**WHAT THIS TASK INVOLVES:**
Show, from the records below, all lines that contain the word "Arabs".

--*--

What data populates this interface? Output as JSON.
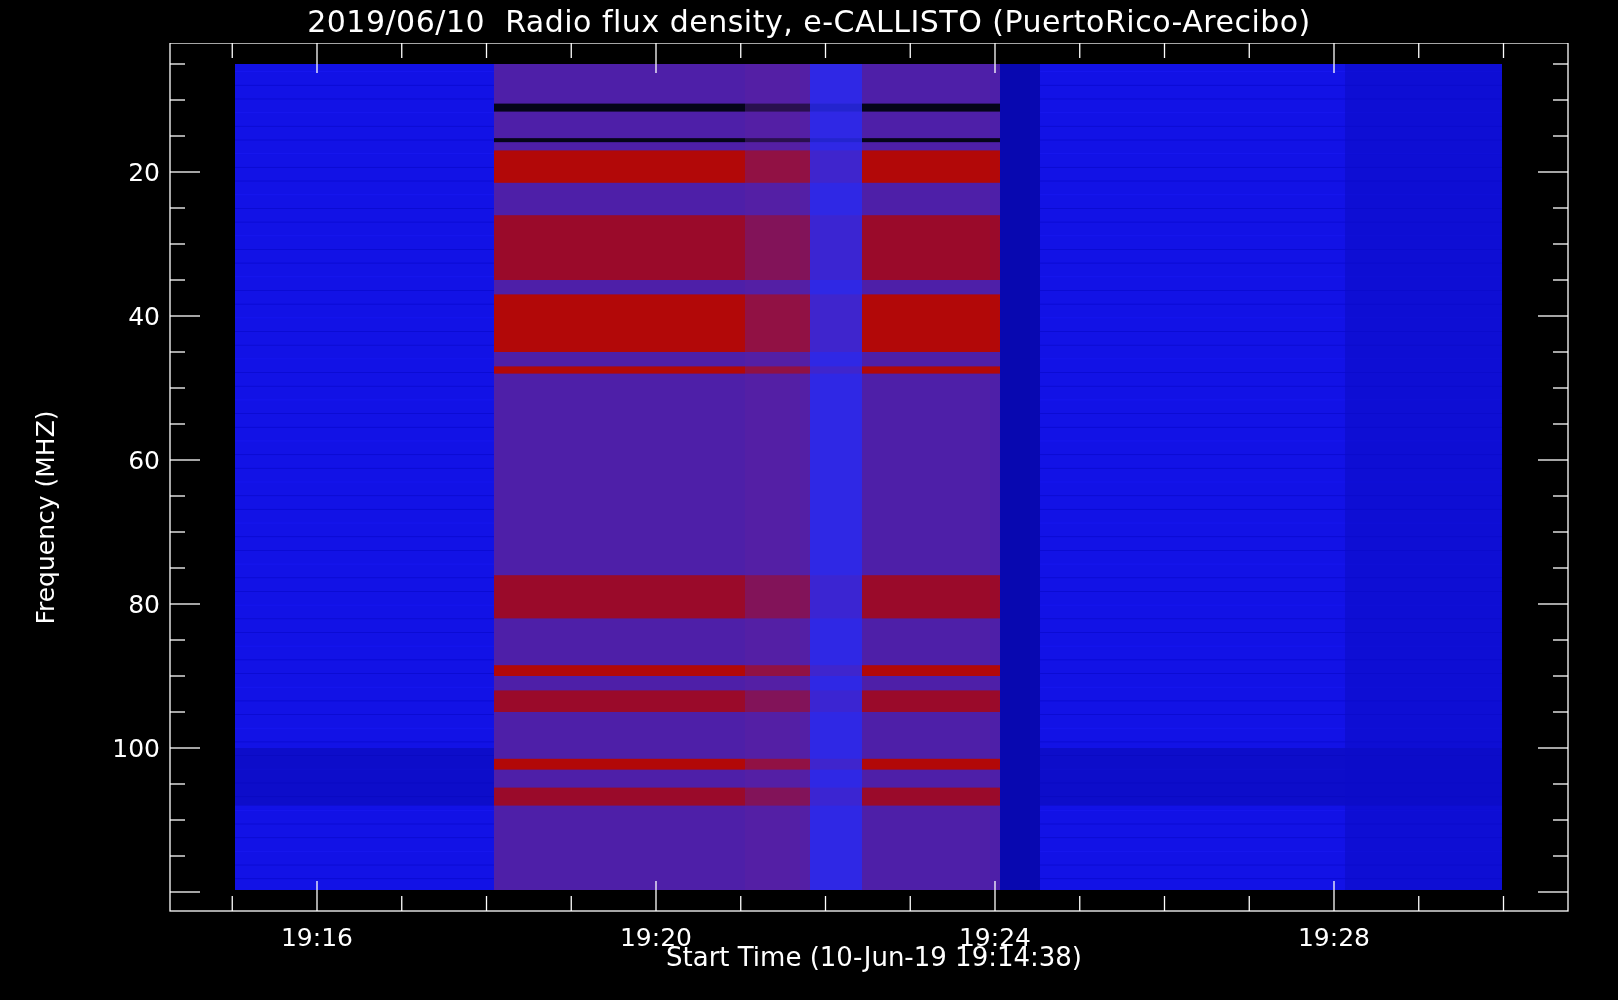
{
  "title": "2019/06/10  Radio flux density, e-CALLISTO (PuertoRico-Arecibo)",
  "plot": {
    "y_axis": {
      "label": "Frequency (MHZ)",
      "ticks": [
        "20",
        "40",
        "60",
        "80",
        "100"
      ]
    },
    "x_axis": {
      "label": "Start Time (10-Jun-19 19:14:38)",
      "ticks": [
        "19:16",
        "19:20",
        "19:24",
        "19:28"
      ]
    }
  }
}
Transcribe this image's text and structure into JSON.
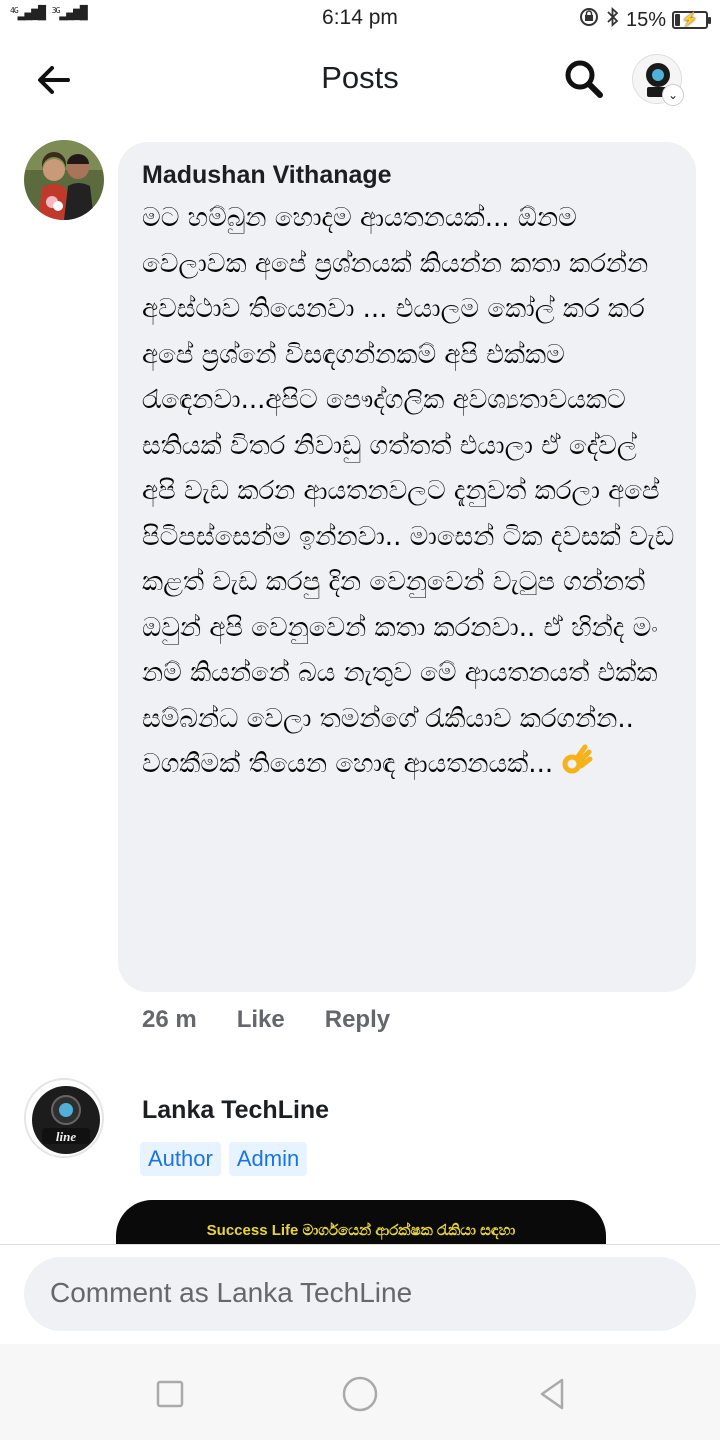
{
  "status_bar": {
    "network": "4G",
    "network2": "3G",
    "time": "6:14 pm",
    "battery": "15%",
    "battery_level": 0.15
  },
  "header": {
    "title": "Posts"
  },
  "comment1": {
    "author": "Madushan Vithanage",
    "text": "මට හම්බුන හොදම ආයතනයක්... ඕනම වෙලාවක අපේ ප්‍රශ්නයක් කියන්න කතා කරන්න අවස්ථාව තියෙනවා ... එයාලම කෝල් කර කර අපේ ප්‍රශ්නේ විසඳගන්නකම් අපි එක්කම රැඳෙනවා...අපිට පෞද්ගලික අවශ්‍යතාවයකට සතියක් විතර නිවාඩු ගත්තත් එයාලා ඒ දේවල් අපි වැඩ කරන ආයතනවලට දැනුවත් කරලා අපේ පිටිපස්සෙන්ම ඉන්නවා.. මාසෙන් ටික දවසක් වැඩ කළත් වැඩ කරපු දින වෙනුවෙන් වැටුප ගන්නත් ඔවුන් අපි වෙනුවෙන් කතා කරනවා.. ඒ හින්ද මං නම් කියන්නේ බය නැතුව මේ ආයතනයත් එක්ක සම්බන්ධ වෙලා තමන්ගේ රැකියාව කරගන්න.. වගකීමක් තියෙන හොඳ ආයතනයක්...",
    "time": "26 m",
    "like": "Like",
    "reply": "Reply"
  },
  "comment2": {
    "author": "Lanka TechLine",
    "badges": [
      "Author",
      "Admin"
    ],
    "logo_text": "line",
    "banner_text": "Success Life මාර්ගයෙන් ආරක්ෂක රැකියා සඳහා"
  },
  "composer": {
    "placeholder": "Comment as Lanka TechLine"
  },
  "colors": {
    "bubble": "#eff1f5",
    "badge_bg": "#e7f3ff",
    "badge_text": "#1b74e4",
    "meta": "#65676b"
  }
}
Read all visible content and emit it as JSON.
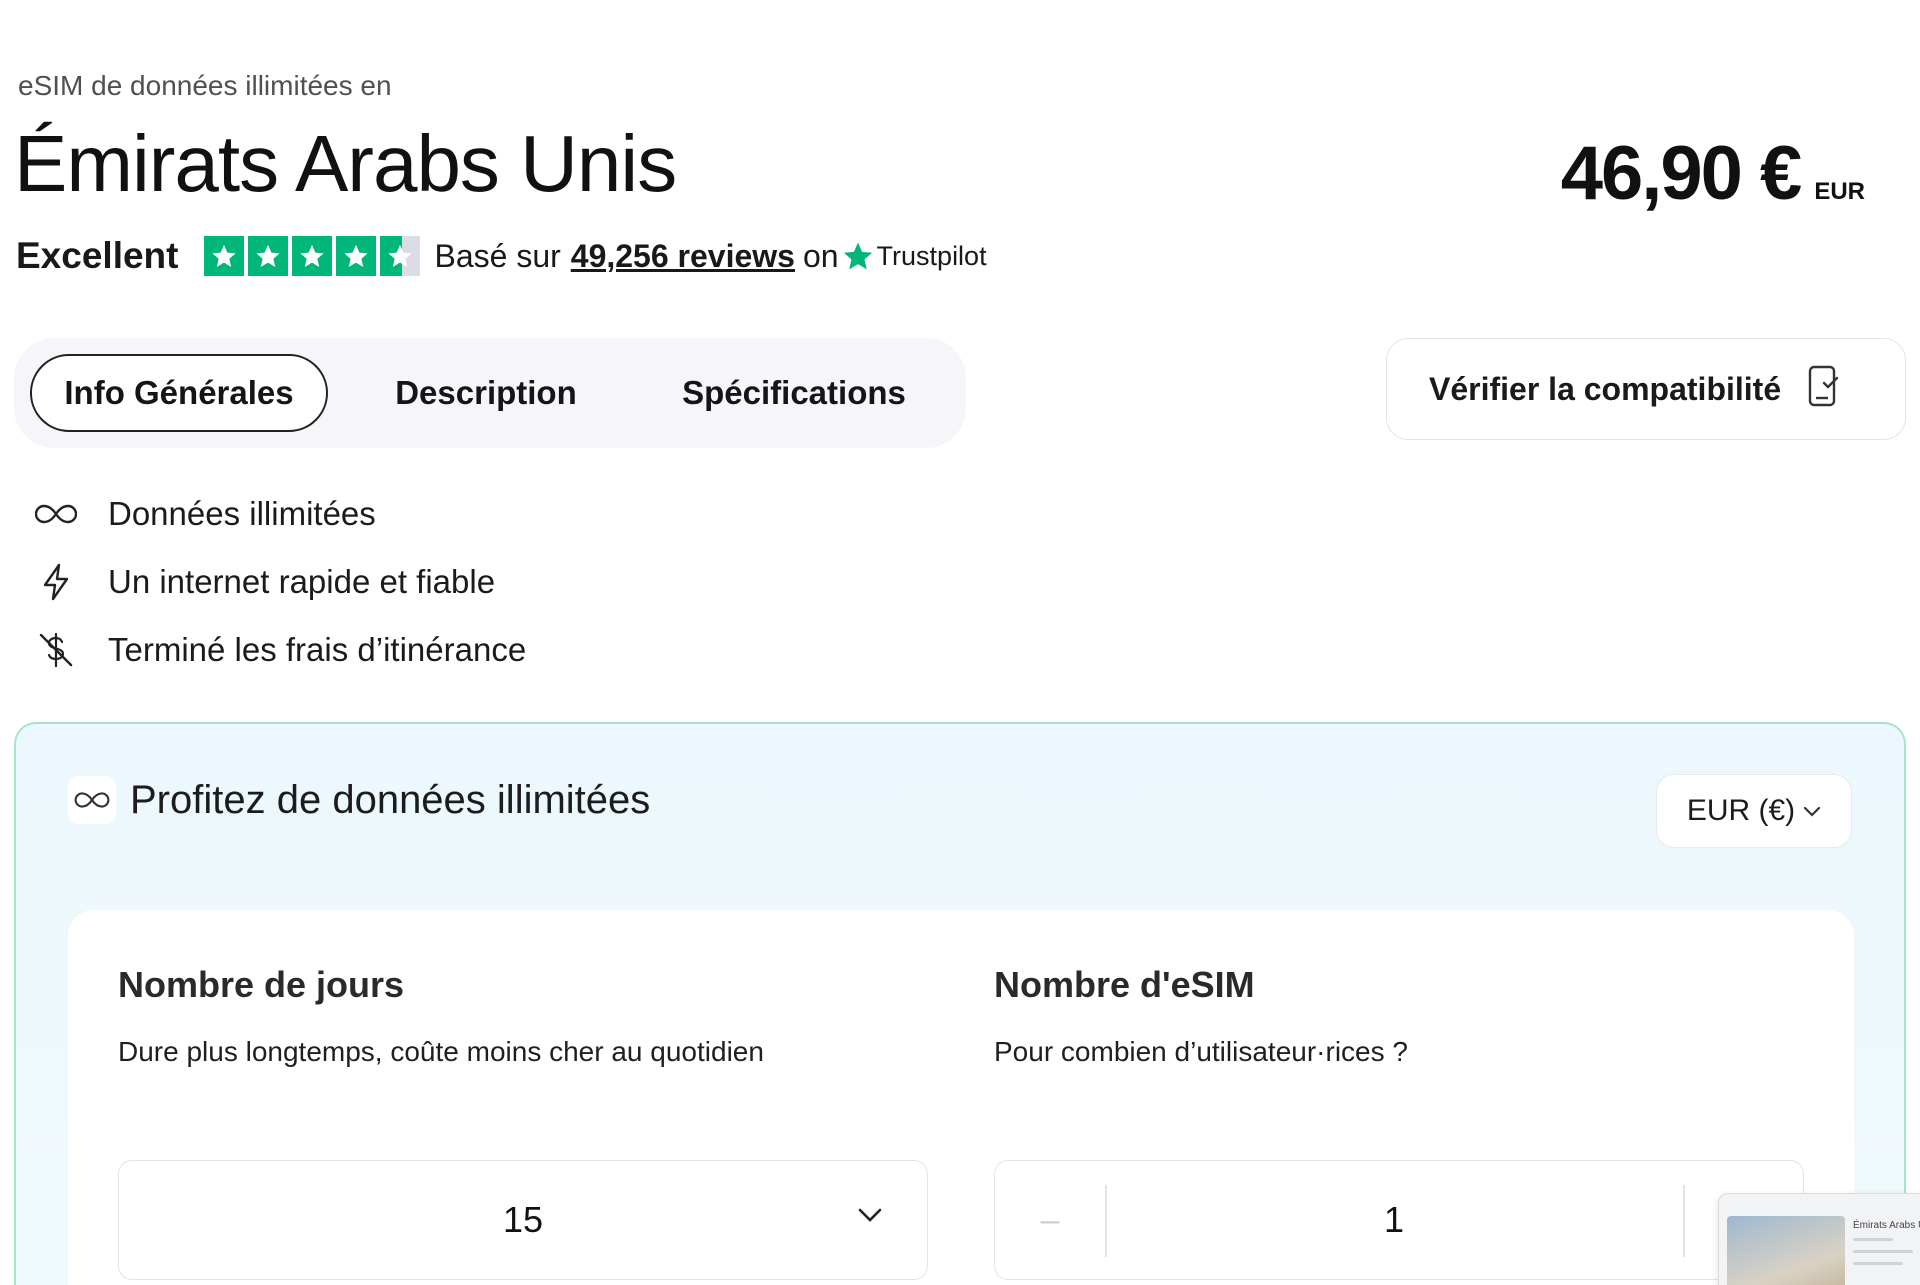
{
  "product": {
    "subtitle": "eSIM de données illimitées en",
    "title": "Émirats Arabs Unis",
    "price": "46,90 €",
    "currency_code": "EUR"
  },
  "rating": {
    "label": "Excellent",
    "stars": 4.5,
    "based_on": "Basé sur",
    "reviews_link": "49,256 reviews",
    "on": "on",
    "provider": "Trustpilot",
    "star_color": "#00b67a"
  },
  "tabs": [
    {
      "label": "Info Générales",
      "active": true
    },
    {
      "label": "Description",
      "active": false
    },
    {
      "label": "Spécifications",
      "active": false
    }
  ],
  "compat_button": {
    "label": "Vérifier la compatibilité",
    "icon": "phone-check-icon"
  },
  "features": [
    {
      "icon": "infinity-icon",
      "text": "Données illimitées"
    },
    {
      "icon": "lightning-icon",
      "text": "Un internet rapide et fiable"
    },
    {
      "icon": "no-dollar-icon",
      "text": "Terminé les frais d’itinérance"
    }
  ],
  "plan": {
    "title": "Profitez de données illimitées",
    "currency_select": "EUR (€)",
    "days": {
      "title": "Nombre de jours",
      "description": "Dure plus longtemps, coûte moins cher au quotidien",
      "value": "15"
    },
    "esims": {
      "title": "Nombre d'eSIM",
      "description": "Pour combien d’utilisateur·rices ?",
      "value": "1",
      "minus_label": "–"
    }
  },
  "thumbnail": {
    "caption": "Émirats Arabs U"
  },
  "colors": {
    "accent_green": "#00b67a",
    "panel_border": "#a6e5c3",
    "panel_bg": "#ecf8fd"
  }
}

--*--

**RESULT:**
    "title": "Émirats Arabs Unis",
    "caption": "Émirats Arabs U"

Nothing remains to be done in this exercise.